** DATA SHOWN follows **
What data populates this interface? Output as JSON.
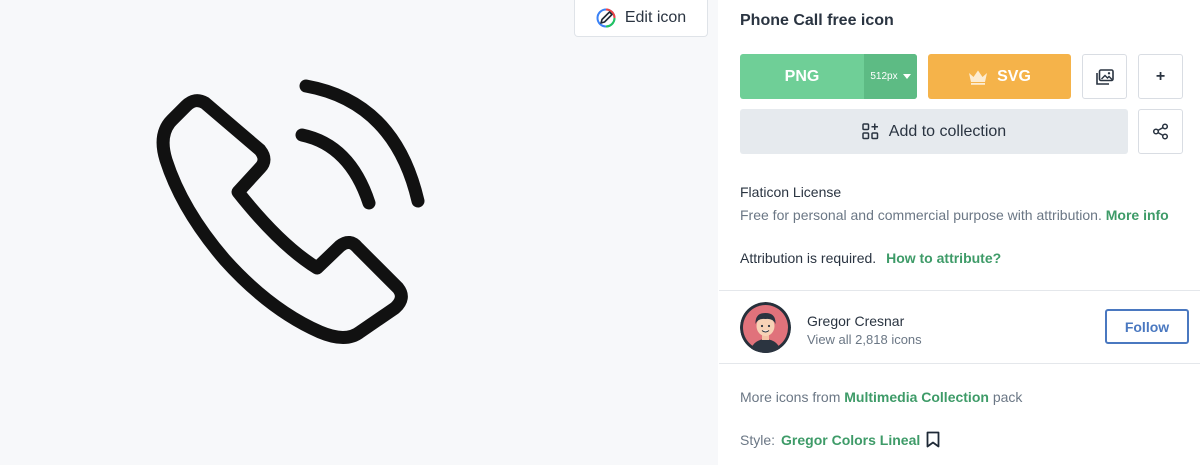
{
  "preview": {
    "edit_button_label": "Edit icon",
    "icon_name": "phone-call-icon"
  },
  "detail": {
    "title": "Phone Call free icon",
    "png_label": "PNG",
    "png_size": "512px",
    "svg_label": "SVG",
    "plus_label": "+",
    "collection_label": "Add to collection",
    "license_title": "Flaticon License",
    "license_text": "Free for personal and commercial purpose with attribution.",
    "license_link": "More info",
    "attribution_text": "Attribution is required.",
    "attribution_link": "How to attribute?",
    "author_name": "Gregor Cresnar",
    "author_sub": "View all 2,818 icons",
    "follow_label": "Follow",
    "more_prefix": "More icons from",
    "more_link": "Multimedia Collection",
    "more_suffix": "pack",
    "style_label": "Style:",
    "style_link": "Gregor Colors Lineal"
  },
  "colors": {
    "png_green": "#6fcf97",
    "svg_orange": "#f5b34a",
    "link_green": "#3e9b68",
    "follow_blue": "#4a78c0"
  }
}
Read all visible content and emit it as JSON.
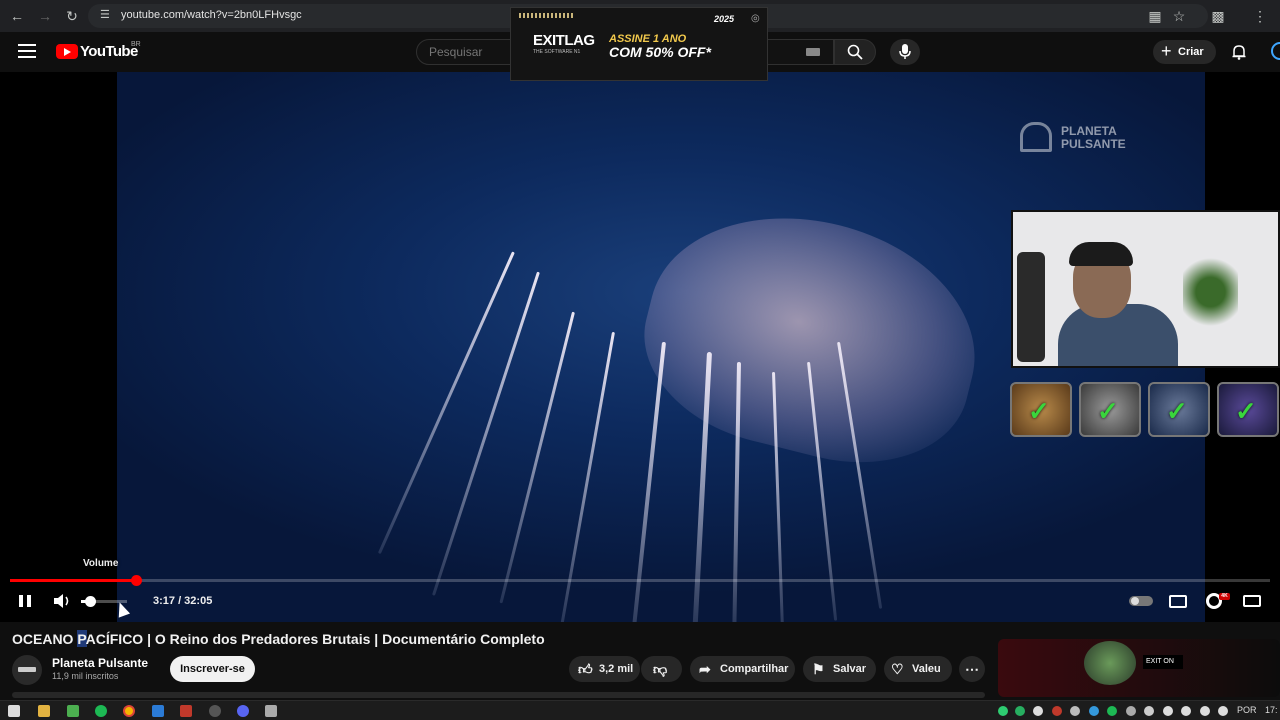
{
  "browser": {
    "url": "youtube.com/watch?v=2bn0LFHvsgc"
  },
  "ad": {
    "year_badge": "2025",
    "brand": "EXITLAG",
    "tagline": "THE SOFTWARE N1",
    "line1": "ASSINE 1 ANO",
    "line2": "COM 50% OFF*"
  },
  "header": {
    "logo_text": "YouTube",
    "country_code": "BR",
    "search_placeholder": "Pesquisar",
    "create_label": "Criar"
  },
  "player": {
    "watermark_line1": "PLANETA",
    "watermark_line2": "PULSANTE",
    "volume_tooltip": "Volume",
    "current_time": "3:17",
    "duration": "32:05",
    "time_display": "3:17 / 32:05",
    "progress_fraction": 0.1,
    "volume_fraction": 0.1
  },
  "video": {
    "title": "OCEANO PACÍFICO | O Reino dos Predadores Brutais | Documentário Completo",
    "channel_name": "Planeta Pulsante",
    "subscribers": "11,9 mil inscritos",
    "subscribe_label": "Inscrever-se",
    "like_count": "3,2 mil",
    "share_label": "Compartilhar",
    "save_label": "Salvar",
    "thanks_label": "Valeu"
  },
  "side_card": {
    "badge_text": "EXIT ON"
  },
  "taskbar": {
    "language": "POR",
    "clock": "17:"
  },
  "colors": {
    "youtube_red": "#ff0000",
    "checkmark_green": "#39d63c",
    "ad_accent": "#f2c94c"
  },
  "icons": [
    "back-icon",
    "forward-icon",
    "reload-icon",
    "menu-icon",
    "search-icon",
    "mic-icon",
    "plus-icon",
    "bell-icon",
    "pause-icon",
    "volume-icon",
    "captions-icon",
    "settings-icon",
    "theater-icon",
    "like-icon",
    "dislike-icon",
    "share-icon",
    "save-icon",
    "thanks-icon",
    "more-icon"
  ]
}
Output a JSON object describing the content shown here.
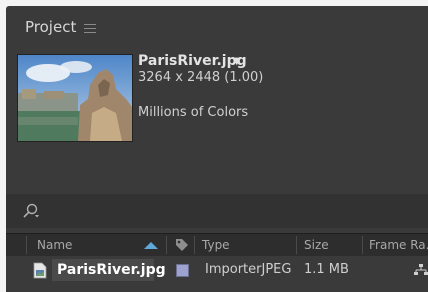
{
  "panel": {
    "title": "Project",
    "menu_icon": "hamburger-menu-icon"
  },
  "preview": {
    "filename": "ParisRiver.jpg",
    "dimensions": "3264 x 2448 (1.00)",
    "colors": "Millions of Colors",
    "dropdown_icon": "caret-down-icon"
  },
  "search": {
    "icon": "search-icon"
  },
  "columns": {
    "name": "Name",
    "type": "Type",
    "size": "Size",
    "frame_rate": "Frame Ra...",
    "label_icon": "tag-icon",
    "sort_icon": "sort-ascending-icon"
  },
  "items": [
    {
      "name": "ParisRiver.jpg",
      "type": "ImporterJPEG",
      "size": "1.1 MB",
      "label_color": "#9ea2cf"
    }
  ],
  "colors": {
    "panel_bg": "#3a3a3a",
    "accent": "#5fa8d8"
  }
}
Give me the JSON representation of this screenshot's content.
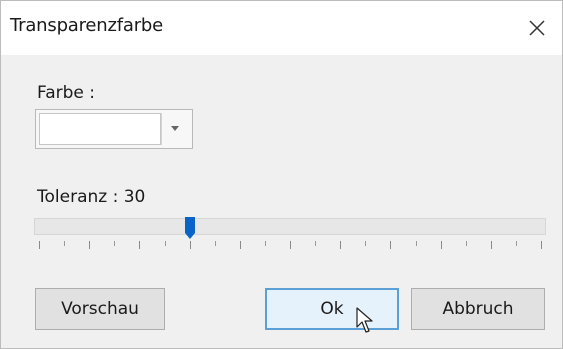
{
  "window": {
    "title": "Transparenzfarbe"
  },
  "color": {
    "label": "Farbe :",
    "swatch_color": "#ffffff"
  },
  "tolerance": {
    "label": "Toleranz : 30",
    "value": 30,
    "min": 0,
    "max": 100
  },
  "buttons": {
    "preview": "Vorschau",
    "ok": "Ok",
    "cancel": "Abbruch"
  },
  "icons": {
    "close": "close-icon",
    "dropdown": "chevron-down-icon",
    "cursor": "mouse-pointer-icon"
  },
  "colors": {
    "accent": "#0a64c8",
    "focus_border": "#5a9fd6"
  }
}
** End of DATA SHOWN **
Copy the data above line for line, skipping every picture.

What data populates this interface? Output as JSON.
{
  "preview": {
    "edit_button_label": "Edit icon",
    "icon_name": "phone-call-icon"
  },
  "detail": {
    "title": "Phone Call free icon",
    "png_label": "PNG",
    "png_size": "512px",
    "svg_label": "SVG",
    "plus_label": "+",
    "collection_label": "Add to collection",
    "license_title": "Flaticon License",
    "license_text": "Free for personal and commercial purpose with attribution.",
    "license_link": "More info",
    "attribution_text": "Attribution is required.",
    "attribution_link": "How to attribute?",
    "author_name": "Gregor Cresnar",
    "author_sub": "View all 2,818 icons",
    "follow_label": "Follow",
    "more_prefix": "More icons from",
    "more_link": "Multimedia Collection",
    "more_suffix": "pack",
    "style_label": "Style:",
    "style_link": "Gregor Colors Lineal"
  },
  "colors": {
    "png_green": "#6fcf97",
    "svg_orange": "#f5b34a",
    "link_green": "#3e9b68",
    "follow_blue": "#4a78c0"
  }
}
Read all visible content and emit it as JSON.
{
  "browser": {
    "url": "youtube.com/watch?v=2bn0LFHvsgc"
  },
  "ad": {
    "year_badge": "2025",
    "brand": "EXITLAG",
    "tagline": "THE SOFTWARE N1",
    "line1": "ASSINE 1 ANO",
    "line2": "COM 50% OFF*"
  },
  "header": {
    "logo_text": "YouTube",
    "country_code": "BR",
    "search_placeholder": "Pesquisar",
    "create_label": "Criar"
  },
  "player": {
    "watermark_line1": "PLANETA",
    "watermark_line2": "PULSANTE",
    "volume_tooltip": "Volume",
    "current_time": "3:17",
    "duration": "32:05",
    "time_display": "3:17 / 32:05",
    "progress_fraction": 0.1,
    "volume_fraction": 0.1
  },
  "video": {
    "title": "OCEANO PACÍFICO | O Reino dos Predadores Brutais | Documentário Completo",
    "channel_name": "Planeta Pulsante",
    "subscribers": "11,9 mil inscritos",
    "subscribe_label": "Inscrever-se",
    "like_count": "3,2 mil",
    "share_label": "Compartilhar",
    "save_label": "Salvar",
    "thanks_label": "Valeu"
  },
  "side_card": {
    "badge_text": "EXIT ON"
  },
  "taskbar": {
    "language": "POR",
    "clock": "17:"
  },
  "colors": {
    "youtube_red": "#ff0000",
    "checkmark_green": "#39d63c",
    "ad_accent": "#f2c94c"
  },
  "icons": [
    "back-icon",
    "forward-icon",
    "reload-icon",
    "menu-icon",
    "search-icon",
    "mic-icon",
    "plus-icon",
    "bell-icon",
    "pause-icon",
    "volume-icon",
    "captions-icon",
    "settings-icon",
    "theater-icon",
    "like-icon",
    "dislike-icon",
    "share-icon",
    "save-icon",
    "thanks-icon",
    "more-icon"
  ]
}
Output a JSON object describing the content shown here.
{
  "panel": {
    "title": "Project",
    "menu_icon": "hamburger-menu-icon"
  },
  "preview": {
    "filename": "ParisRiver.jpg",
    "dimensions": "3264 x 2448 (1.00)",
    "colors": "Millions of Colors",
    "dropdown_icon": "caret-down-icon"
  },
  "search": {
    "icon": "search-icon"
  },
  "columns": {
    "name": "Name",
    "type": "Type",
    "size": "Size",
    "frame_rate": "Frame Ra...",
    "label_icon": "tag-icon",
    "sort_icon": "sort-ascending-icon"
  },
  "items": [
    {
      "name": "ParisRiver.jpg",
      "type": "ImporterJPEG",
      "size": "1.1 MB",
      "label_color": "#9ea2cf"
    }
  ],
  "colors": {
    "panel_bg": "#3a3a3a",
    "accent": "#5fa8d8"
  }
}
Give me the JSON representation of this screenshot's content.
{
  "window": {
    "title": "Transparenzfarbe"
  },
  "color": {
    "label": "Farbe :",
    "swatch_color": "#ffffff"
  },
  "tolerance": {
    "label": "Toleranz : 30",
    "value": 30,
    "min": 0,
    "max": 100
  },
  "buttons": {
    "preview": "Vorschau",
    "ok": "Ok",
    "cancel": "Abbruch"
  },
  "icons": {
    "close": "close-icon",
    "dropdown": "chevron-down-icon",
    "cursor": "mouse-pointer-icon"
  },
  "colors": {
    "accent": "#0a64c8",
    "focus_border": "#5a9fd6"
  }
}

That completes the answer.